Another important consideration is how you'd like your lamps mounted. They may be mounted on walls or ceilings, providing a permanent, simple solution. Bulb-style lamps can be mounted on stems or cords, some of which are retractable.
Track mounting will allow for multiple single-bulb lamps to be placed over a broader expanse and makes them movable, so you can position them where you need them.
Countertop warmers are convenient in that they can be placed virtually anywhere there is a power supply.
Buffet-mounted lamps can be manipulated to warm a host of items and can showcase foods on a serving line while keeping them warm.
Floor-model heat lamps are portable, so they can be situated over mobile tables and stations. They are also convenient for caterers.
The type of element is critical in determining the best lamp for your needs.
Ceramic heating elementsare popular due to their ability to cast the widest heat pattern. That makes them great in pass-thru windows.
Quartz elements are also effective and tend to be easily replaceable.
Calrod elements are metal sheathed and use reflective panels to aim heat at your food. These are an economical choice when you need slightly more heat than a bulb warmer.
Infrared heaterss give off intense heat and should be hung at higher levels to prevent burning food.
A heat lamp may have controls that are mounted as an integral part of the lamp, or they may be mounted remotely. Depending on the bulb wattage and heating duration, it may be better to move the controls away from the heat of the element, which can cause damage to the control components over time. Remote mounting of the controls can help to prevent this kind of damage.

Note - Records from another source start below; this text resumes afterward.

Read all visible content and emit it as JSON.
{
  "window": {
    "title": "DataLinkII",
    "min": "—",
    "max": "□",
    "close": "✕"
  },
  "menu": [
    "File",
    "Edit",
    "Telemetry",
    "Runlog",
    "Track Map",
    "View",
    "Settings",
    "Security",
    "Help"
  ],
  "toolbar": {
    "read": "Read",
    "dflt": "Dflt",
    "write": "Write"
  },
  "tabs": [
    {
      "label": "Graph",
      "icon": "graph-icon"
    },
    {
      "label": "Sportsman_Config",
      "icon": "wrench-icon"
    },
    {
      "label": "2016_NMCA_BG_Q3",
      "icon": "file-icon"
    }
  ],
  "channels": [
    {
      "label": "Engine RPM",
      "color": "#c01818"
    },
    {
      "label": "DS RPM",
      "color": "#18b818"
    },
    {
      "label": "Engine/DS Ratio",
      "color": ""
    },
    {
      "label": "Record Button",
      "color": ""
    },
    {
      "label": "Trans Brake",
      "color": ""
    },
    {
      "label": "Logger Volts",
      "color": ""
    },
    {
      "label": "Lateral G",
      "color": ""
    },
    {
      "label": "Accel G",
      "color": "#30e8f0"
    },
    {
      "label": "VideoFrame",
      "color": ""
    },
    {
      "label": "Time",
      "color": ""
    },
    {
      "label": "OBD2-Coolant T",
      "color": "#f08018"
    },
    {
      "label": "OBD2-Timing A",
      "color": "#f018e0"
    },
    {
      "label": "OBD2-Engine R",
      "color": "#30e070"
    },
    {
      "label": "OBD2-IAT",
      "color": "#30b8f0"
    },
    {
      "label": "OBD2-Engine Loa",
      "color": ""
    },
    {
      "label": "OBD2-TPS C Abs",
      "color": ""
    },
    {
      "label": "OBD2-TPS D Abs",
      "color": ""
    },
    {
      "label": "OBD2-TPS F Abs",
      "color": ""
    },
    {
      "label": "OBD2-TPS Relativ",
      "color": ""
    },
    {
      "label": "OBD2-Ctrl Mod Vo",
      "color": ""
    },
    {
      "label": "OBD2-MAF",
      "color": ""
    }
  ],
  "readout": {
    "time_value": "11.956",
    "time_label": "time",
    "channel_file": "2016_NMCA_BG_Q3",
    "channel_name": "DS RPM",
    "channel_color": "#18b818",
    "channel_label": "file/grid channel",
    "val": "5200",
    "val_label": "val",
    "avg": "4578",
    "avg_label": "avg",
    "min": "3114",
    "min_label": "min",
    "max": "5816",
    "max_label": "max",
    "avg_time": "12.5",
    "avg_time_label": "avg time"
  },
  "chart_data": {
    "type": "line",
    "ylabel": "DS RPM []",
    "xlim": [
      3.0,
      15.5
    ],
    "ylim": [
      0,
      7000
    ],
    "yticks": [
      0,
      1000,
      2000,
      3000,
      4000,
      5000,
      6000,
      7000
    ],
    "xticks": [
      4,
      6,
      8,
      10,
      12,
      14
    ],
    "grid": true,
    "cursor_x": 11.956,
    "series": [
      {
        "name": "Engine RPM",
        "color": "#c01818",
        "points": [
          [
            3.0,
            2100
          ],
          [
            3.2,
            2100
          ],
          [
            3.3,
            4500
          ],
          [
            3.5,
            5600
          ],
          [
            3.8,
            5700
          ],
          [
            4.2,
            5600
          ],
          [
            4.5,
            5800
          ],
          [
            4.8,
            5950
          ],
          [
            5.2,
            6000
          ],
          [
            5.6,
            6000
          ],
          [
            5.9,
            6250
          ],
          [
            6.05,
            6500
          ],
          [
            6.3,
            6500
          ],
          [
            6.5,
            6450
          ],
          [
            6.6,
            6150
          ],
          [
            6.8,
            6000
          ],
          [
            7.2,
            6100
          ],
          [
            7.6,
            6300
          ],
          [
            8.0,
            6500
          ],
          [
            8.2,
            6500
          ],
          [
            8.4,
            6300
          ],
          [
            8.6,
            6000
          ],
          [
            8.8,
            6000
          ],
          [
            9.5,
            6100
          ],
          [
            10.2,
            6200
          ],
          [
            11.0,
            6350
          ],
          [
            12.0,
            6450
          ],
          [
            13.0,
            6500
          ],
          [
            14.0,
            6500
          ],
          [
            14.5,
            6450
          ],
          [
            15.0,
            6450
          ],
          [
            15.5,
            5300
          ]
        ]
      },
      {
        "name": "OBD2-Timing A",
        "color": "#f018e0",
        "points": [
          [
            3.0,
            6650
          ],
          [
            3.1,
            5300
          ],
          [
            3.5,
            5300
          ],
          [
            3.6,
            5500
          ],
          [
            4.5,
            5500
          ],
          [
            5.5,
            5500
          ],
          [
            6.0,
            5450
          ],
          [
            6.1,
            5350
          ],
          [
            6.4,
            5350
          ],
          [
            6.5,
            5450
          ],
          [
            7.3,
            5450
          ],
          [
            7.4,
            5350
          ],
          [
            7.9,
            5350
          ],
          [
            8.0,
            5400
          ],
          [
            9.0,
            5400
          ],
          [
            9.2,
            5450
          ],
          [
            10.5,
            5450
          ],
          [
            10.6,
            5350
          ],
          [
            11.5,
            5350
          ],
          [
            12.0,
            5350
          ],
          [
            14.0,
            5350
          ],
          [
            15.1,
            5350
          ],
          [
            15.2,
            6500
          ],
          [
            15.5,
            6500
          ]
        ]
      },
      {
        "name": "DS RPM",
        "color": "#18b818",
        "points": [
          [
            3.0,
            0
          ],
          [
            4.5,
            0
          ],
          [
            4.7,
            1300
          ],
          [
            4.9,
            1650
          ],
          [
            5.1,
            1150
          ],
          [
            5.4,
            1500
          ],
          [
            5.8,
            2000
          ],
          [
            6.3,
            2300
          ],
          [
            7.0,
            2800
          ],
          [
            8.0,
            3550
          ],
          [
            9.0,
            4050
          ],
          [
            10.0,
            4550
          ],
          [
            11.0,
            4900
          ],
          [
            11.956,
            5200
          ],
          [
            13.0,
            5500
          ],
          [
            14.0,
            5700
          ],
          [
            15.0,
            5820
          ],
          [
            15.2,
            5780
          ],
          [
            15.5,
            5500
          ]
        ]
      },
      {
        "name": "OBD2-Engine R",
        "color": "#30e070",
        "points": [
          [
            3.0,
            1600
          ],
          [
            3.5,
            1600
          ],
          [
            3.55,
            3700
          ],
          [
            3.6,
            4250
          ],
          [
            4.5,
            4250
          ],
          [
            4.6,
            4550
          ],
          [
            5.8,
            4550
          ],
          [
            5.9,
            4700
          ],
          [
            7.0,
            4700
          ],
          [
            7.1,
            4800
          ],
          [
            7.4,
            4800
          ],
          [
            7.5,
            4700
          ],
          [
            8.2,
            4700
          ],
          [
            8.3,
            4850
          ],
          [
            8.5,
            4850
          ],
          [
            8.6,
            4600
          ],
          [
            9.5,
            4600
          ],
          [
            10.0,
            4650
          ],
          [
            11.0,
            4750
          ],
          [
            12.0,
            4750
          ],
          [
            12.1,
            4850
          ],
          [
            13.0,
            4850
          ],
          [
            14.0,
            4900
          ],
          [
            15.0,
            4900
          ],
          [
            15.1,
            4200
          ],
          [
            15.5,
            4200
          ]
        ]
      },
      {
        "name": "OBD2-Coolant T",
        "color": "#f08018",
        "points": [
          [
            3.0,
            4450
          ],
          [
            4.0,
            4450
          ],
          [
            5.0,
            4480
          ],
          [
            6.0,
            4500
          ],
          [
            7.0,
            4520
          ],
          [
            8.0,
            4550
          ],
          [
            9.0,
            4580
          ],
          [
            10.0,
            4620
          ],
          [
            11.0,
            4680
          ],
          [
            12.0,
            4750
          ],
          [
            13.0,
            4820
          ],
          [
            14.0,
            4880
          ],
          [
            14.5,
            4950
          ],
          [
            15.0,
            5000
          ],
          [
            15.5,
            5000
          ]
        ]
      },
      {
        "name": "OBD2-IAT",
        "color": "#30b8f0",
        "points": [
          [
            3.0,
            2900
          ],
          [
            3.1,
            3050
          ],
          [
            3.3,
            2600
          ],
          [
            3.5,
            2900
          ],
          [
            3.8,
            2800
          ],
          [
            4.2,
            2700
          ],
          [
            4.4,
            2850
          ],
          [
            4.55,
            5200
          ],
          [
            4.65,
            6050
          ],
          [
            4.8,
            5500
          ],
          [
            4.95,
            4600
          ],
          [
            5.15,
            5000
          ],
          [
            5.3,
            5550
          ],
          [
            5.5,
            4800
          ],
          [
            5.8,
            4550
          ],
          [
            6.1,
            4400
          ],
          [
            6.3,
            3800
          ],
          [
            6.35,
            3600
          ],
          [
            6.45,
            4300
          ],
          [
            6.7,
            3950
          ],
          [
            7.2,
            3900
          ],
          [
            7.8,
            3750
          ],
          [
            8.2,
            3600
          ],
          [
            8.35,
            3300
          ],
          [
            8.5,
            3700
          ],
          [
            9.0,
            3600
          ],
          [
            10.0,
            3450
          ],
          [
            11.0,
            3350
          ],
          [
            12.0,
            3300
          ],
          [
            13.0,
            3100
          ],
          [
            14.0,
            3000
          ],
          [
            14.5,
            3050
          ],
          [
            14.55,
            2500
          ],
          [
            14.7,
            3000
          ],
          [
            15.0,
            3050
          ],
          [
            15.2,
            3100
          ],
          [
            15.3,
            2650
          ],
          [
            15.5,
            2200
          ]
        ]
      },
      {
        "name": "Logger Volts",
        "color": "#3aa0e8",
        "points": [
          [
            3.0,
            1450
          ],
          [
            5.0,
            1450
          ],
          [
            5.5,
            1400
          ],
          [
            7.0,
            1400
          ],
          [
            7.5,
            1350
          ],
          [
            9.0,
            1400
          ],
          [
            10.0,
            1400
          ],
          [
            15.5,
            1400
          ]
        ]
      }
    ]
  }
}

Many lamps have simple toggle switches that easily turn them on and off. If you want to have more say in the intensity of the heat, opt for infinite controls that provide incremental adjustment of the power of the unit. Additionally, this type will often offer the option of turning the heat off while leaving the light on, in case you simply want to showcase foods, rather than heat them. Some lamps have two tandem strips of elements, creating a wider, seamless lighted and/or heated area.